United States, Massachusetts
Massachussets General Hospital
Boston, Massachusetts, United States, 02114
Brigham and Women's Hospital
Boston, Massachusetts, United States, 02115
Sponsors and Collaborators
Brigham and Women's Hospital
Massachusetts General Hospital
Principal Investigator: Atul Malhotra, MD Brigham and Women's Hospital
  More Information

Responsible Party: Atul Malhotra, MD, Brigham and Women's Hospital Identifier: NCT01261377     History of Changes
Other Study ID Numbers: 2010-P001753 
Study First Received: December 15, 2010
Last Updated: April 30, 2013
Health Authority: United States: Institutional Review Board

Keywords provided by Brigham and Women's Hospital:
Chronic obstructive airway disease, COPD, obstructive sleep apnea, OSA, BPAP, CPAP, positive airway pressure therapy, overlap syndrome

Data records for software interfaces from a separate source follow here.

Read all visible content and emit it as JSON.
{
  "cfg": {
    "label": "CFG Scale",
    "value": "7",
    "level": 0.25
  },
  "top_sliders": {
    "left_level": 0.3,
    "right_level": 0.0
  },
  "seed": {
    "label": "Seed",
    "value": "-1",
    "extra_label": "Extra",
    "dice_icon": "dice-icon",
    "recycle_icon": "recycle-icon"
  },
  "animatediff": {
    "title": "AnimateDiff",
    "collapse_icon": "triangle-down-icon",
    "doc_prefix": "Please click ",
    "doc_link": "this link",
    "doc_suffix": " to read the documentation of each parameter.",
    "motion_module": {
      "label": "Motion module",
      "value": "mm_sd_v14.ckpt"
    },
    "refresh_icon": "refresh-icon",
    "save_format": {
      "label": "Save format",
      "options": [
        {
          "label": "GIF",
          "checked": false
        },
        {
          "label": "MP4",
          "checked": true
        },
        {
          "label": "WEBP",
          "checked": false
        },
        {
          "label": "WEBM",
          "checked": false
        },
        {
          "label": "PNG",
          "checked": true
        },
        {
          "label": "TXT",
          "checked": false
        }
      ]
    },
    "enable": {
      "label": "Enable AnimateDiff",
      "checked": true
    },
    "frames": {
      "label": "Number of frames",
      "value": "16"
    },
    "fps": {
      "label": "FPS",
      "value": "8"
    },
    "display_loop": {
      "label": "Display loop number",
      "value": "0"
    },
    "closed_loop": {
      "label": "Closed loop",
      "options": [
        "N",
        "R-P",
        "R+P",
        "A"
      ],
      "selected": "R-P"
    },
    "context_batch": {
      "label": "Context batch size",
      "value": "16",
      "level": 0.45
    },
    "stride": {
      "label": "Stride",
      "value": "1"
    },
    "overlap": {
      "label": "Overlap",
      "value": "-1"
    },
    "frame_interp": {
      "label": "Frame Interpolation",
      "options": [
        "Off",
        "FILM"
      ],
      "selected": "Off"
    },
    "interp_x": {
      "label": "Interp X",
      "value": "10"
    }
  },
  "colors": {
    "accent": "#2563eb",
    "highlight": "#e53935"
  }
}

Additional relevant MeSH terms:
Lung Diseases, Obstructive
Pulmonary Disease, Chronic Obstructive
Sleep Apnea Syndromes
Sleep Apnea, Obstructive
Lung Diseases
Nervous System Diseases
Pathologic Processes
Respiration Disorders
Respiratory Tract Diseases
Signs and Symptoms
Signs and Symptoms, Respiratory
Sleep Disorders, Intrinsic
Sleep Wake Disorders processed this record on May 23, 2016